Laurinaitis has an innate ability to read all blocking schemes. He seems to know where the offensive linemen go before they do, and has the speed to beat them to the spot. He plays with eyes in the back of his head and smells the scent of the pigskin. He does a great job of scanning the quarterback’s reads, and, for a grunt, he breaks up more passes than he should.
He needs to hit harder at the point of contact and run down hill faster before the initial blow. You will notice he doesn’t decleat anyone with his hits.
Instead, his quickness, vision, and smarts are his most productive skills. He hunts his prey and relentlessly bear hugs them to the ground. Laurinaitis is blessed with incredible production without overwhelming strength.
His pass defense skills are highlighted by his zone coverage acumen. He will be able to cover and run with most of the backs in the NFL. His man-to-man skills need work, specifically footwork and his diagnostic ability to read routes. There is no doubt that he is a better run stopper than pass defender.
Even though his timing, effort, and speed are excellent, he has work to do in getting to the quarterback. His pass rush moves are basic; he is too much of a straight line rusher and has trouble shedding blockers consistently.
He is a dream player for coach Spags. You have to kick him out of the film room and drag him off the practice field. His locker room presence is magnetic and his engine never cools. His durability is insane—he never missed a game while at Ohio State. The Bronko Nagurski award winner was a unanimous first team All-American selection and Big Ten defensive player of the year, both as a junior and senior.

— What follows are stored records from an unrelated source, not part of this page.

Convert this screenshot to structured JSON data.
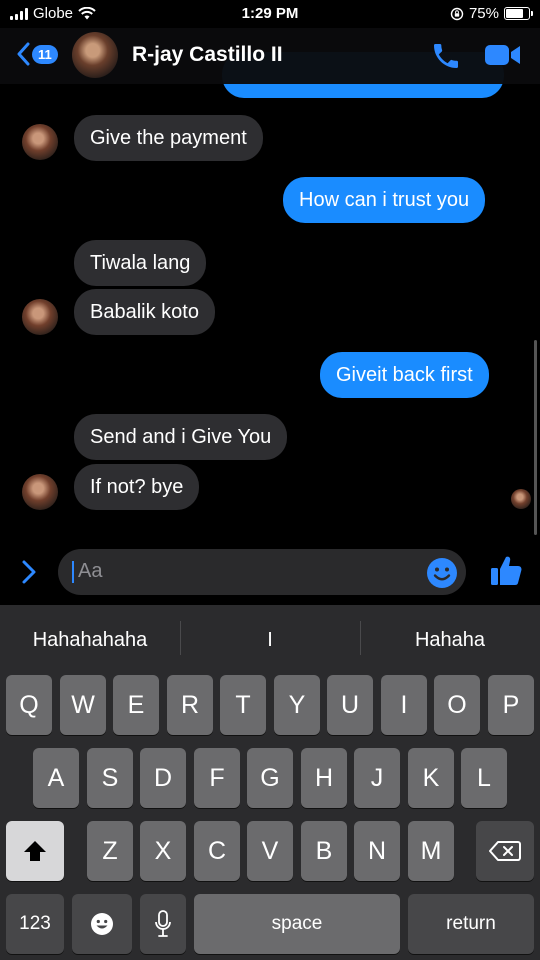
{
  "status_bar": {
    "carrier": "Globe",
    "time": "1:29 PM",
    "battery_percent": "75%",
    "battery_level": 0.75
  },
  "header": {
    "back_badge": "11",
    "contact_name": "R-jay Castillo II"
  },
  "messages": [
    {
      "text": "Give the payment",
      "from": "them"
    },
    {
      "text": "How can i trust you",
      "from": "me"
    },
    {
      "text": "Tiwala lang",
      "from": "them"
    },
    {
      "text": "Babalik koto",
      "from": "them"
    },
    {
      "text": "Giveit back first",
      "from": "me"
    },
    {
      "text": "Send and i Give You",
      "from": "them"
    },
    {
      "text": "If not? bye",
      "from": "them"
    }
  ],
  "composer": {
    "text": "Aa"
  },
  "keyboard": {
    "suggestions": [
      "Hahahahaha",
      "I",
      "Hahaha"
    ],
    "row1": [
      "Q",
      "W",
      "E",
      "R",
      "T",
      "Y",
      "U",
      "I",
      "O",
      "P"
    ],
    "row2": [
      "A",
      "S",
      "D",
      "F",
      "G",
      "H",
      "J",
      "K",
      "L"
    ],
    "row3": [
      "Z",
      "X",
      "C",
      "V",
      "B",
      "N",
      "M"
    ],
    "numbers_label": "123",
    "space_label": "space",
    "return_label": "return"
  },
  "colors": {
    "accent": "#1a8cff",
    "incoming_bubble": "#2e2e31",
    "background": "#000000"
  }
}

In summary, he is a can’t-miss prospect. Think Zach Thomas meets Mike Vrabel; think 13 years in the league and a hall of fame debate concluding his career.